Battle Op on the High Seas
While the drama on Maldivian lands was only simmering down, the ringleader, Luthufi extended the battlefield to the high seas. As soon as they got the knowledge of India's military presence in Maldives, and in order to escape their wrath, the militants led by Luthufi boarded a merchant vessel MV Progress Light with about 27 hostages and took off for, what was later established, to be the Sri Lankan waters. The hostage situation on board MV Progress Light, made it a grossly sensitive chase and rescue operation for the Indian Navy. Unable to openly attack the vessel in fear of hitting a hostage, Indian Armed Forces on board INS Betwa decided to rather tail the fleeing ship. INS Godavari and INS Tir also joined the fray. Even the diplomatic initiatives by the PLOTE's leader sitting in Sri Lanka, Uma Maheswaran reached an impasse. The now enraged and desperate rebels on Progress Light shot a hostage and threw the body in the waters to make a point and force the Indian Navy to back off. This tactic to budge the Indian Navy off their shoulders obviously failed and the navy fired rounds till the vessel could no longer sustain afloat.

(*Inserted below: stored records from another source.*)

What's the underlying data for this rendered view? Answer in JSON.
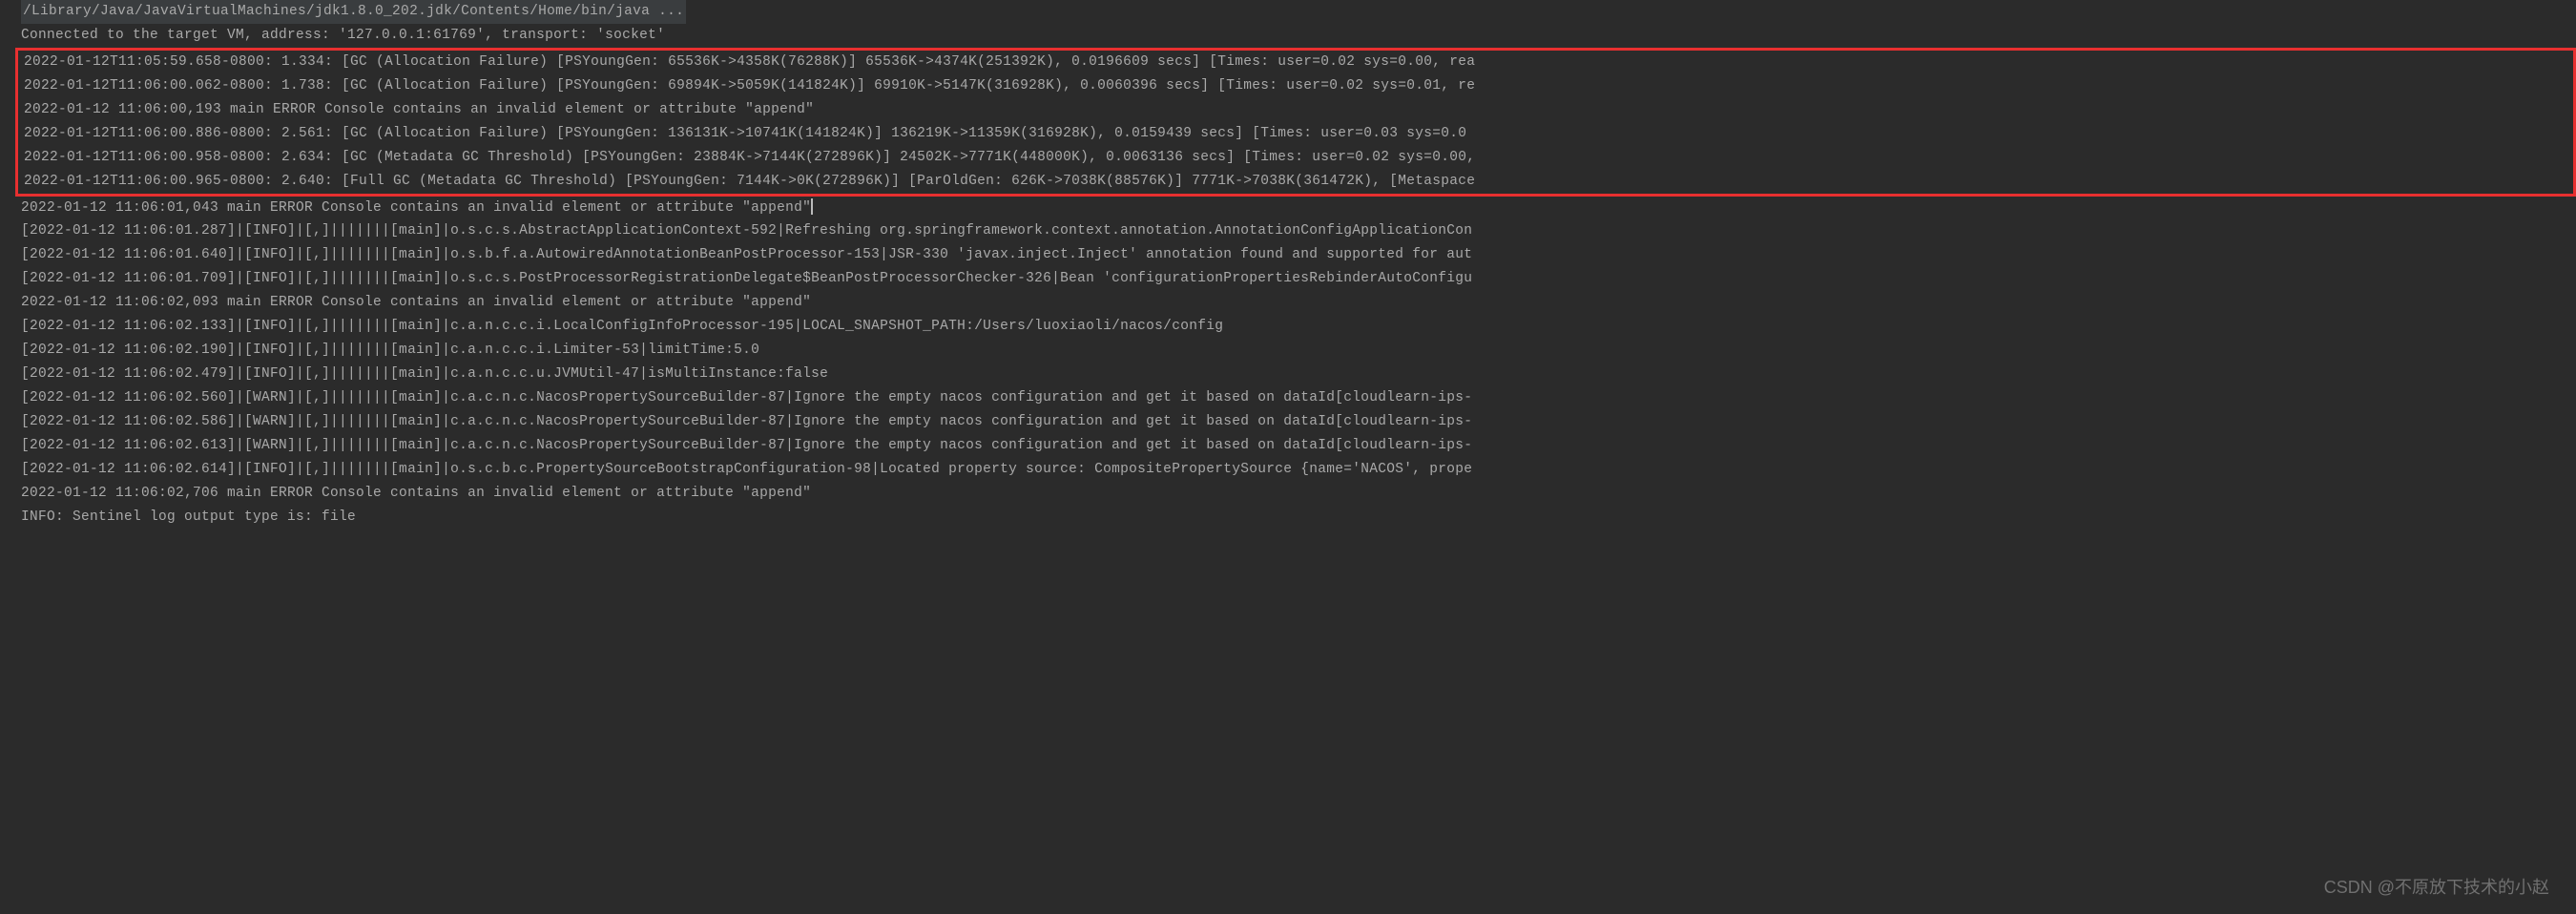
{
  "header": {
    "java_path": "/Library/Java/JavaVirtualMachines/jdk1.8.0_202.jdk/Contents/Home/bin/java ...",
    "connect_line": "Connected to the target VM, address: '127.0.0.1:61769', transport: 'socket'"
  },
  "gc_box": {
    "lines": [
      "2022-01-12T11:05:59.658-0800: 1.334: [GC (Allocation Failure) [PSYoungGen: 65536K->4358K(76288K)] 65536K->4374K(251392K), 0.0196609 secs] [Times: user=0.02 sys=0.00, rea",
      "2022-01-12T11:06:00.062-0800: 1.738: [GC (Allocation Failure) [PSYoungGen: 69894K->5059K(141824K)] 69910K->5147K(316928K), 0.0060396 secs] [Times: user=0.02 sys=0.01, re",
      "2022-01-12 11:06:00,193 main ERROR Console contains an invalid element or attribute \"append\"",
      "2022-01-12T11:06:00.886-0800: 2.561: [GC (Allocation Failure) [PSYoungGen: 136131K->10741K(141824K)] 136219K->11359K(316928K), 0.0159439 secs] [Times: user=0.03 sys=0.0",
      "2022-01-12T11:06:00.958-0800: 2.634: [GC (Metadata GC Threshold) [PSYoungGen: 23884K->7144K(272896K)] 24502K->7771K(448000K), 0.0063136 secs] [Times: user=0.02 sys=0.00,",
      "2022-01-12T11:06:00.965-0800: 2.640: [Full GC (Metadata GC Threshold) [PSYoungGen: 7144K->0K(272896K)] [ParOldGen: 626K->7038K(88576K)] 7771K->7038K(361472K), [Metaspace"
    ]
  },
  "log": {
    "lines": [
      "2022-01-12 11:06:01,043 main ERROR Console contains an invalid element or attribute \"append\"",
      "[2022-01-12 11:06:01.287]|[INFO]|[,]|||||||[main]|o.s.c.s.AbstractApplicationContext-592|Refreshing org.springframework.context.annotation.AnnotationConfigApplicationCon",
      "[2022-01-12 11:06:01.640]|[INFO]|[,]|||||||[main]|o.s.b.f.a.AutowiredAnnotationBeanPostProcessor-153|JSR-330 'javax.inject.Inject' annotation found and supported for aut",
      "[2022-01-12 11:06:01.709]|[INFO]|[,]|||||||[main]|o.s.c.s.PostProcessorRegistrationDelegate$BeanPostProcessorChecker-326|Bean 'configurationPropertiesRebinderAutoConfigu",
      "2022-01-12 11:06:02,093 main ERROR Console contains an invalid element or attribute \"append\"",
      "[2022-01-12 11:06:02.133]|[INFO]|[,]|||||||[main]|c.a.n.c.c.i.LocalConfigInfoProcessor-195|LOCAL_SNAPSHOT_PATH:/Users/luoxiaoli/nacos/config",
      "[2022-01-12 11:06:02.190]|[INFO]|[,]|||||||[main]|c.a.n.c.c.i.Limiter-53|limitTime:5.0",
      "[2022-01-12 11:06:02.479]|[INFO]|[,]|||||||[main]|c.a.n.c.c.u.JVMUtil-47|isMultiInstance:false",
      "[2022-01-12 11:06:02.560]|[WARN]|[,]|||||||[main]|c.a.c.n.c.NacosPropertySourceBuilder-87|Ignore the empty nacos configuration and get it based on dataId[cloudlearn-ips-",
      "[2022-01-12 11:06:02.586]|[WARN]|[,]|||||||[main]|c.a.c.n.c.NacosPropertySourceBuilder-87|Ignore the empty nacos configuration and get it based on dataId[cloudlearn-ips-",
      "[2022-01-12 11:06:02.613]|[WARN]|[,]|||||||[main]|c.a.c.n.c.NacosPropertySourceBuilder-87|Ignore the empty nacos configuration and get it based on dataId[cloudlearn-ips-",
      "[2022-01-12 11:06:02.614]|[INFO]|[,]|||||||[main]|o.s.c.b.c.PropertySourceBootstrapConfiguration-98|Located property source: CompositePropertySource {name='NACOS', prope",
      "2022-01-12 11:06:02,706 main ERROR Console contains an invalid element or attribute \"append\"",
      "INFO: Sentinel log output type is: file"
    ]
  },
  "watermark": "CSDN @不原放下技术的小赵"
}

The Indian naval force rescued the hostages using lifeboats while the rebels winding Luthufi pleaded their surrender, before MV Progress Light sank entirely on 7th November.
Abdullah Luthufi on board INS Godavari after his surrender on 6th November 1988

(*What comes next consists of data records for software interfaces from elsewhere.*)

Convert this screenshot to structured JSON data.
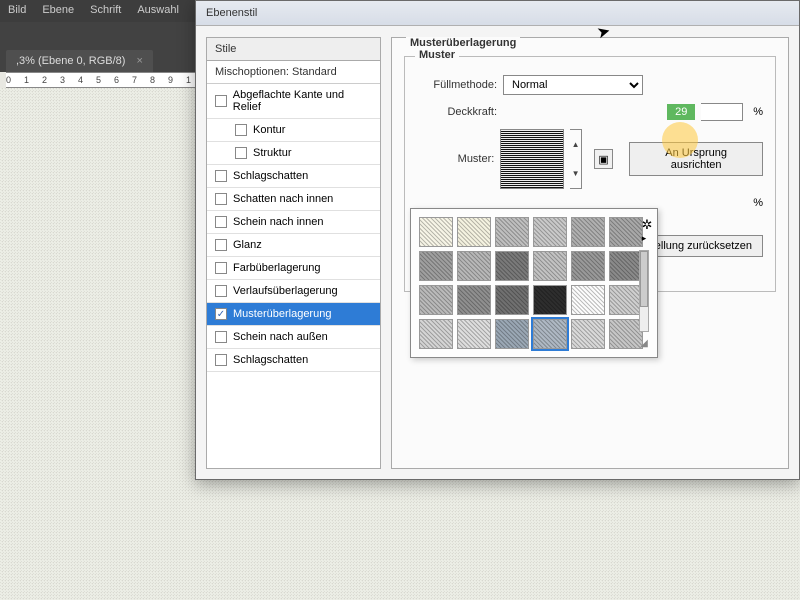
{
  "menu": {
    "items": [
      "Bild",
      "Ebene",
      "Schrift",
      "Auswahl"
    ]
  },
  "doc_tab": {
    "label": ",3% (Ebene 0, RGB/8)",
    "close": "×"
  },
  "ruler": {
    "marks": [
      "0",
      "1",
      "2",
      "3",
      "4",
      "5",
      "6",
      "7",
      "8",
      "9",
      "1"
    ]
  },
  "dialog": {
    "title": "Ebenenstil",
    "styles_header": "Stile",
    "blend_row": "Mischoptionen: Standard",
    "styles": [
      {
        "label": "Abgeflachte Kante und Relief",
        "checked": false
      },
      {
        "label": "Kontur",
        "checked": false,
        "indent": true
      },
      {
        "label": "Struktur",
        "checked": false,
        "indent": true
      },
      {
        "label": "Schlagschatten",
        "checked": false
      },
      {
        "label": "Schatten nach innen",
        "checked": false
      },
      {
        "label": "Schein nach innen",
        "checked": false
      },
      {
        "label": "Glanz",
        "checked": false
      },
      {
        "label": "Farbüberlagerung",
        "checked": false
      },
      {
        "label": "Verlaufsüberlagerung",
        "checked": false
      },
      {
        "label": "Musterüberlagerung",
        "checked": true,
        "sel": true
      },
      {
        "label": "Schein nach außen",
        "checked": false
      },
      {
        "label": "Schlagschatten",
        "checked": false
      }
    ],
    "panel": {
      "title": "Musterüberlagerung",
      "subtitle": "Muster",
      "fill_label": "Füllmethode:",
      "fill_value": "Normal",
      "opacity_label": "Deckkraft:",
      "opacity_value": "29",
      "opacity_unit": "%",
      "pattern_label": "Muster:",
      "snap_btn": "An Ursprung ausrichten",
      "extra_percent": "%",
      "reset_btn": "einstellung zurücksetzen"
    },
    "picker": {
      "row_count": 4,
      "col_count": 6,
      "selected_index": 21
    }
  }
}
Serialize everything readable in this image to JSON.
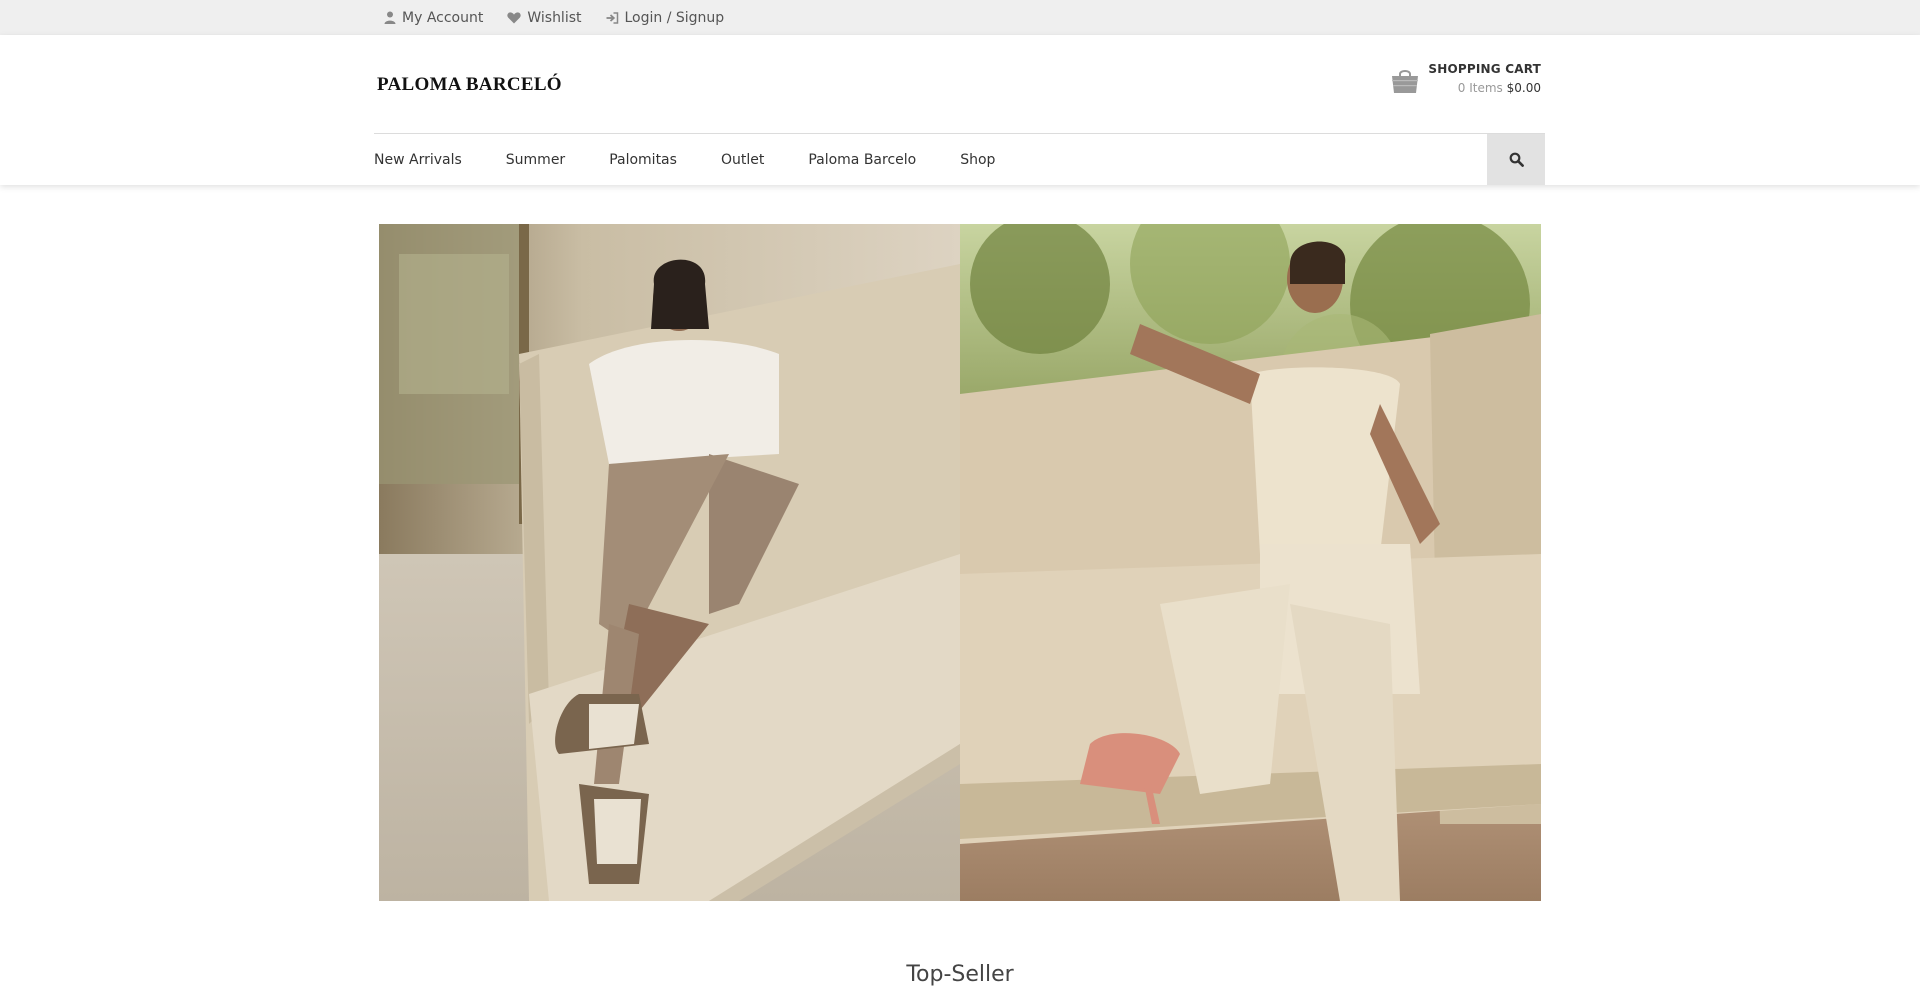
{
  "topbar": {
    "links": [
      {
        "label": "My Account",
        "icon": "user-icon"
      },
      {
        "label": "Wishlist",
        "icon": "heart-icon"
      },
      {
        "label": "Login / Signup",
        "icon": "sign-in-icon"
      }
    ]
  },
  "header": {
    "logo": "PALOMA BARCELÓ",
    "cart": {
      "title": "SHOPPING CART",
      "items": "0 Items",
      "total": "$0.00",
      "icon": "shopping-bag-icon"
    }
  },
  "nav": {
    "items": [
      "New Arrivals",
      "Summer",
      "Palomitas",
      "Outlet",
      "Paloma Barcelo",
      "Shop"
    ],
    "search_icon": "search-icon"
  },
  "hero": {
    "images": [
      {
        "alt": "model-seated-cream-sofa-wedge-sandals"
      },
      {
        "alt": "model-seated-cream-sofa-pink-heels"
      }
    ]
  },
  "sections": {
    "top_seller_title": "Top-Seller"
  },
  "colors": {
    "topbar_bg": "#efefef",
    "search_bg": "#e2e2e2",
    "text": "#333333",
    "muted": "#999999"
  }
}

On board INS Godavari, the rescued hostages were tended to by the medical Corp of the Indian Task Force while the rebels were apprehended to be sent back to Maldives for their trial.
With a huge sigh of relief, the head of states of both countries exchanged calls, appreciation and gratitude was returned by one, future assurance of the same and a promise of friendship by another.
Indian Armed Forces captured the rebels of coup ďétat in Maldives 1988 Source: Twitter
India’s efforts for security and stability in the Indian Ocean attracted substantial international praise and media attention alike.
Operation Cactus’s spectacular victory and surgical accuracy allowed India to emerge as a natural leader and a bona fide model of ‘net stability provider’ in the immediate region. It also laid an extensive foundation for India and Maldives' security and defence understanding to grow manifolds in the years to come. Before the mid-1980s India's defence expenditure was primarily spent for internal and border security only. But, Operation Cactus's unpredictable and exceptional success worked as a catalyst to spend and invest in defence and strategic interests beyond our borders, too.